Page and application data records

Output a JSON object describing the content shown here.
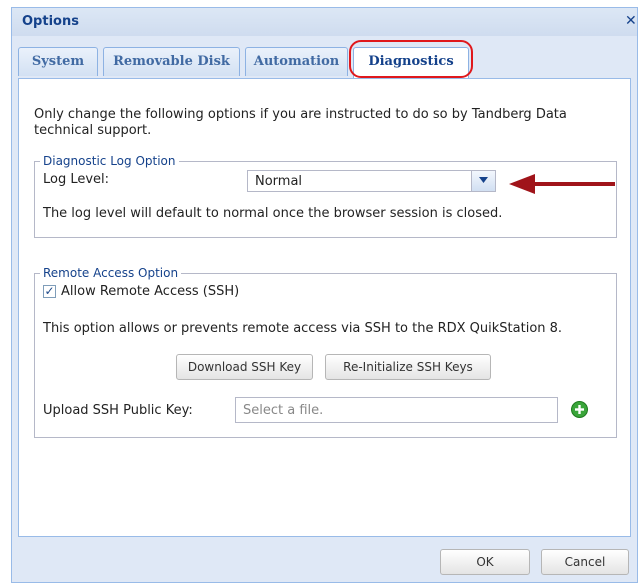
{
  "window": {
    "title": "Options",
    "close_glyph": "✕"
  },
  "tabs": [
    {
      "label": "System",
      "active": false
    },
    {
      "label": "Removable Disk",
      "active": false
    },
    {
      "label": "Automation",
      "active": false
    },
    {
      "label": "Diagnostics",
      "active": true
    }
  ],
  "intro_text": "Only change the following options if you are instructed to do so by Tandberg Data technical support.",
  "diagnostic_log": {
    "legend": "Diagnostic Log Option",
    "log_level_label": "Log Level:",
    "log_level_value": "Normal",
    "note": "The log level will default to normal once the browser session is closed."
  },
  "remote_access": {
    "legend": "Remote Access Option",
    "allow_checked": true,
    "allow_label": "Allow Remote Access (SSH)",
    "description": "This option allows or prevents remote access via SSH to the RDX QuikStation 8.",
    "download_button": "Download SSH Key",
    "reinit_button": "Re-Initialize SSH Keys",
    "upload_label": "Upload SSH Public Key:",
    "upload_placeholder": "Select a file."
  },
  "footer": {
    "ok": "OK",
    "cancel": "Cancel"
  },
  "icons": {
    "combo_trigger": "chevron-down-icon",
    "add": "add-file-icon",
    "close": "close-icon"
  },
  "colors": {
    "title": "#15428b",
    "highlight": "#e0181c",
    "arrow": "#a0141a",
    "add_icon": "#3aa53a"
  }
}
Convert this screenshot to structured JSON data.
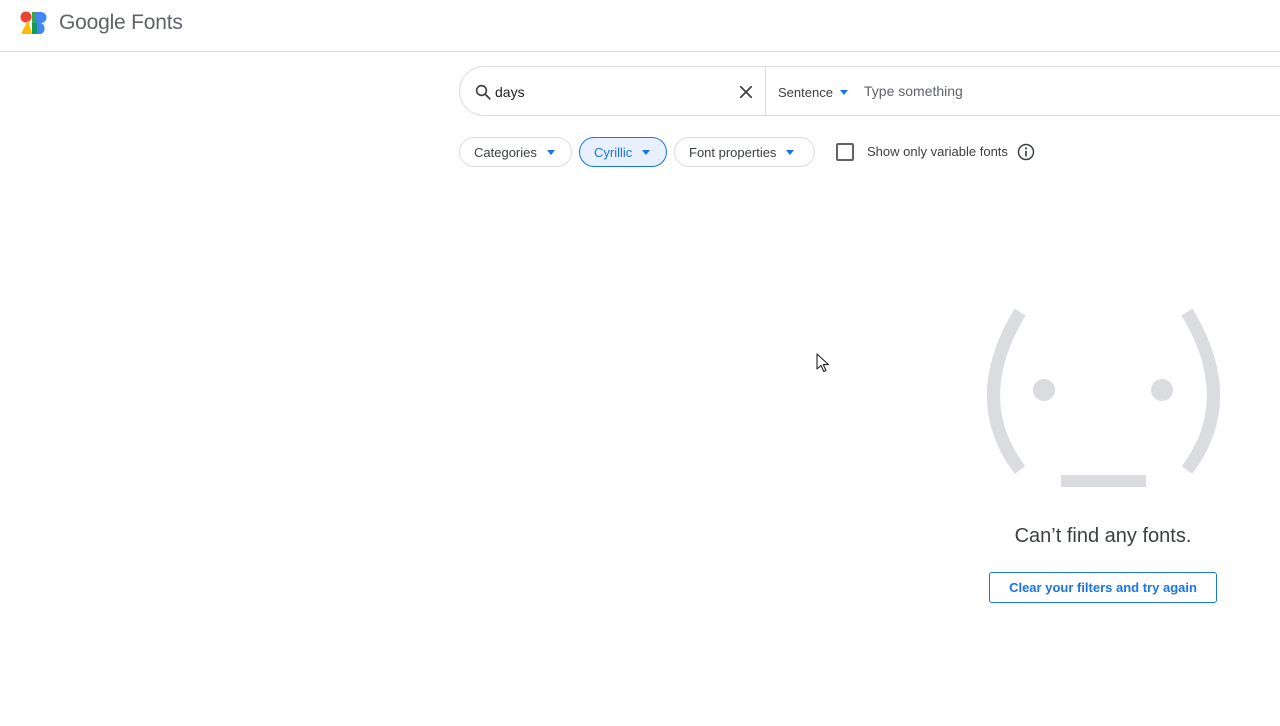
{
  "header": {
    "brand": "Google Fonts",
    "logo_icon": "google-fonts-logo"
  },
  "search": {
    "value": "days",
    "icon": "search-icon",
    "clear_icon": "close-icon",
    "preview_mode": "Sentence",
    "preview_placeholder": "Type something"
  },
  "filters": {
    "chips": [
      {
        "label": "Categories",
        "active": false
      },
      {
        "label": "Cyrillic",
        "active": true
      },
      {
        "label": "Font properties",
        "active": false
      }
    ],
    "variable_checkbox": {
      "label": "Show only variable fonts",
      "checked": false
    },
    "info_icon": "info-icon"
  },
  "empty_state": {
    "message": "Can’t find any fonts.",
    "button_label": "Clear your filters and try again",
    "icon": "sad-face-emoticon"
  },
  "colors": {
    "accent": "#1a73e8",
    "chip_active_bg": "#e8f0fe",
    "border": "#dadce0",
    "text": "#3c4043",
    "empty_face": "#dadce0"
  }
}
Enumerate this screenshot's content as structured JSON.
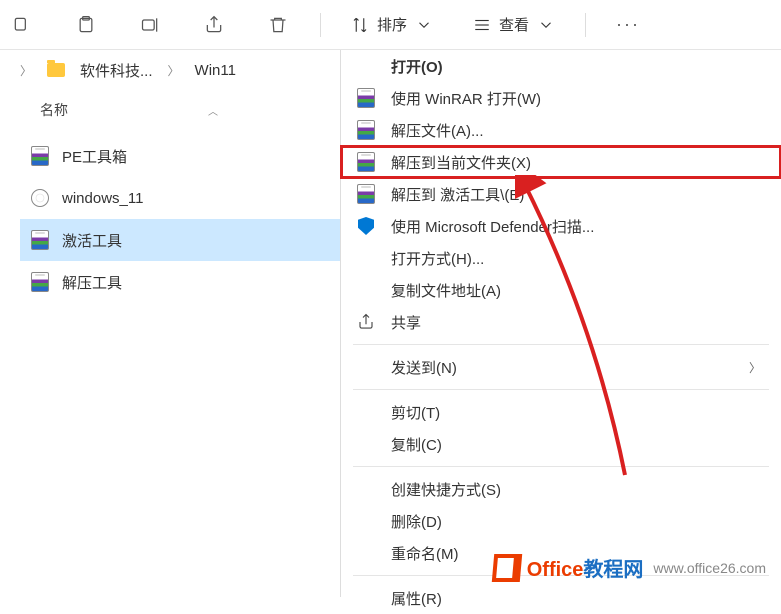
{
  "toolbar": {
    "sort_label": "排序",
    "view_label": "查看"
  },
  "breadcrumb": {
    "items": [
      "软件科技...",
      "Win11"
    ]
  },
  "columns": {
    "name": "名称"
  },
  "files": [
    {
      "name": "PE工具箱",
      "type": "rar"
    },
    {
      "name": "windows_11",
      "type": "iso"
    },
    {
      "name": "激活工具",
      "type": "rar",
      "selected": true
    },
    {
      "name": "解压工具",
      "type": "rar"
    }
  ],
  "menu": {
    "open": "打开(O)",
    "winrar_open": "使用 WinRAR 打开(W)",
    "extract_files": "解压文件(A)...",
    "extract_here": "解压到当前文件夹(X)",
    "extract_to_folder": "解压到 激活工具\\(E)",
    "defender_scan": "使用 Microsoft Defender扫描...",
    "open_with": "打开方式(H)...",
    "copy_path": "复制文件地址(A)",
    "share": "共享",
    "send_to": "发送到(N)",
    "cut": "剪切(T)",
    "copy": "复制(C)",
    "create_shortcut": "创建快捷方式(S)",
    "delete": "删除(D)",
    "rename": "重命名(M)",
    "properties": "属性(R)"
  },
  "watermark": {
    "brand1": "Office",
    "brand2": "教程网",
    "url": "www.office26.com"
  }
}
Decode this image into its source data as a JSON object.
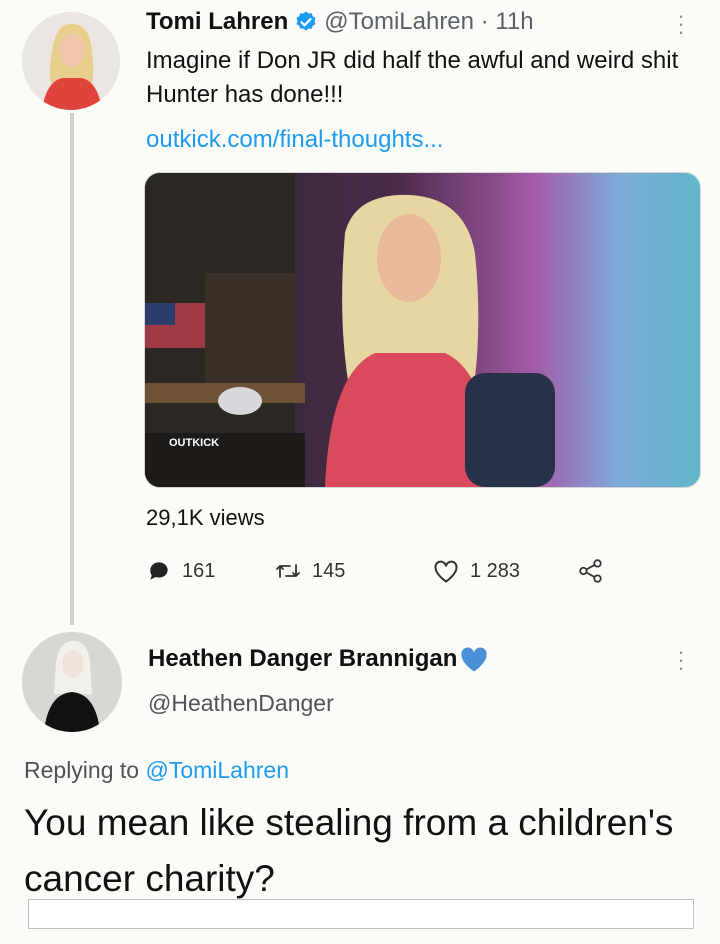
{
  "tweet1": {
    "author_name": "Tomi Lahren",
    "handle_time": "@TomiLahren · 11h",
    "text": "Imagine if Don JR did half the awful and weird shit Hunter has done!!!",
    "link": "outkick.com/final-thoughts...",
    "media_watermark": "OUTKICK",
    "views": "29,1K views",
    "actions": {
      "reply_count": "161",
      "retweet_count": "145",
      "like_count": "1 283"
    }
  },
  "tweet2": {
    "author_name": "Heathen Danger Brannigan",
    "handle": "@HeathenDanger",
    "replying_prefix": "Replying to ",
    "replying_to": "@TomiLahren",
    "text": "You mean like stealing from a children's cancer charity?"
  },
  "colors": {
    "link": "#1d9bf0",
    "verified": "#1d9bf0",
    "heart_emoji": "#4a90d9"
  }
}
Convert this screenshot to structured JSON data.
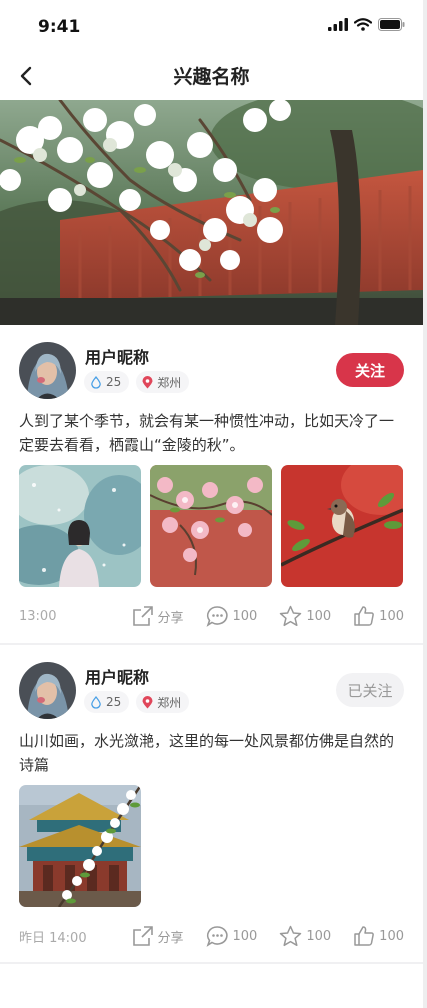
{
  "status_bar": {
    "time": "9:41"
  },
  "nav": {
    "title": "兴趣名称"
  },
  "posts": [
    {
      "nickname": "用户昵称",
      "level": "25",
      "location": "郑州",
      "follow_label": "关注",
      "text": "人到了某个季节，就会有某一种惯性冲动，比如天冷了一定要去看看，栖霞山“金陵的秋”。",
      "time": "13:00",
      "share_label": "分享",
      "comments": "100",
      "favorites": "100",
      "likes": "100"
    },
    {
      "nickname": "用户昵称",
      "level": "25",
      "location": "郑州",
      "follow_label": "已关注",
      "text": "山川如画，水光潋滟，这里的每一处风景都仿佛是自然的诗篇",
      "time": "昨日 14:00",
      "share_label": "分享",
      "comments": "100",
      "favorites": "100",
      "likes": "100"
    }
  ],
  "colors": {
    "accent": "#d8354a",
    "muted": "#999999"
  }
}
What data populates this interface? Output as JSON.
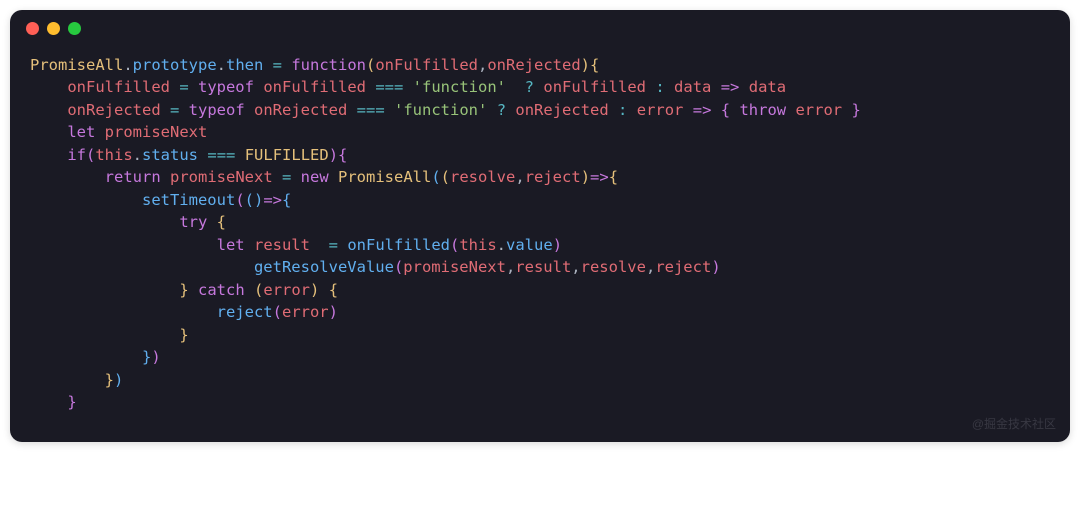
{
  "code": {
    "line1": {
      "class": "PromiseAll",
      "dot1": ".",
      "prototype": "prototype",
      "dot2": ".",
      "then": "then",
      "assign": " = ",
      "function": "function",
      "lparen": "(",
      "param1": "onFulfilled",
      "comma": ",",
      "param2": "onRejected",
      "rparen": ")",
      "lbrace": "{"
    },
    "line2": {
      "indent": "    ",
      "onFulfilled": "onFulfilled",
      "assign": " = ",
      "typeof": "typeof",
      "sp1": " ",
      "onFulfilled2": "onFulfilled",
      "sp2": " ",
      "eqq": "===",
      "sp3": " ",
      "str": "'function'",
      "sp4": "  ",
      "q": "?",
      "sp5": " ",
      "onFulfilled3": "onFulfilled",
      "sp6": " ",
      "colon": ":",
      "sp7": " ",
      "data": "data",
      "sp8": " ",
      "arrow": "=>",
      "sp9": " ",
      "data2": "data"
    },
    "line3": {
      "indent": "    ",
      "onRejected": "onRejected",
      "assign": " = ",
      "typeof": "typeof",
      "sp1": " ",
      "onRejected2": "onRejected",
      "sp2": " ",
      "eqq": "===",
      "sp3": " ",
      "str": "'function'",
      "sp4": " ",
      "q": "?",
      "sp5": " ",
      "onRejected3": "onRejected",
      "sp6": " ",
      "colon": ":",
      "sp7": " ",
      "error": "error",
      "sp8": " ",
      "arrow": "=>",
      "sp9": " ",
      "lbrace": "{",
      "sp10": " ",
      "throw": "throw",
      "sp11": " ",
      "error2": "error",
      "sp12": " ",
      "rbrace": "}"
    },
    "line4": {
      "indent": "    ",
      "let": "let",
      "sp": " ",
      "var": "promiseNext"
    },
    "line5": {
      "indent": "    ",
      "if": "if",
      "lparen": "(",
      "this": "this",
      "dot": ".",
      "status": "status",
      "sp1": " ",
      "eqq": "===",
      "sp2": " ",
      "const": "FULFILLED",
      "rparen": ")",
      "lbrace": "{"
    },
    "line6": {
      "indent": "        ",
      "return": "return",
      "sp1": " ",
      "var": "promiseNext",
      "assign": " = ",
      "new": "new",
      "sp2": " ",
      "class": "PromiseAll",
      "lparen": "(",
      "lparen2": "(",
      "resolve": "resolve",
      "comma": ",",
      "reject": "reject",
      "rparen2": ")",
      "arrow": "=>",
      "lbrace": "{"
    },
    "line7": {
      "indent": "            ",
      "func": "setTimeout",
      "lparen": "(",
      "lparen2": "(",
      "rparen2": ")",
      "arrow": "=>",
      "lbrace": "{"
    },
    "line8": {
      "indent": "                ",
      "try": "try",
      "sp": " ",
      "lbrace": "{"
    },
    "line9": {
      "indent": "                    ",
      "let": "let",
      "sp1": " ",
      "var": "result",
      "sp2": "  ",
      "assign": "=",
      "sp3": " ",
      "func": "onFulfilled",
      "lparen": "(",
      "this": "this",
      "dot": ".",
      "prop": "value",
      "rparen": ")"
    },
    "line10": {
      "indent": "                        ",
      "func": "getResolveValue",
      "lparen": "(",
      "a1": "promiseNext",
      "c1": ",",
      "a2": "result",
      "c2": ",",
      "a3": "resolve",
      "c3": ",",
      "a4": "reject",
      "rparen": ")"
    },
    "line11": {
      "indent": "                ",
      "rbrace": "}",
      "sp1": " ",
      "catch": "catch",
      "sp2": " ",
      "lparen": "(",
      "error": "error",
      "rparen": ")",
      "sp3": " ",
      "lbrace": "{"
    },
    "line12": {
      "indent": "                    ",
      "func": "reject",
      "lparen": "(",
      "arg": "error",
      "rparen": ")"
    },
    "line13": {
      "indent": "                ",
      "rbrace": "}"
    },
    "line14": {
      "indent": "            ",
      "rbrace": "}",
      "rparen": ")"
    },
    "line15": {
      "indent": "        ",
      "rbrace": "}",
      "rparen": ")"
    },
    "line16": {
      "indent": "    ",
      "rbrace": "}"
    },
    "watermark": "@掘金技术社区"
  }
}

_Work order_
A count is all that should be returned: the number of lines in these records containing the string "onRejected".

_Answer box_
4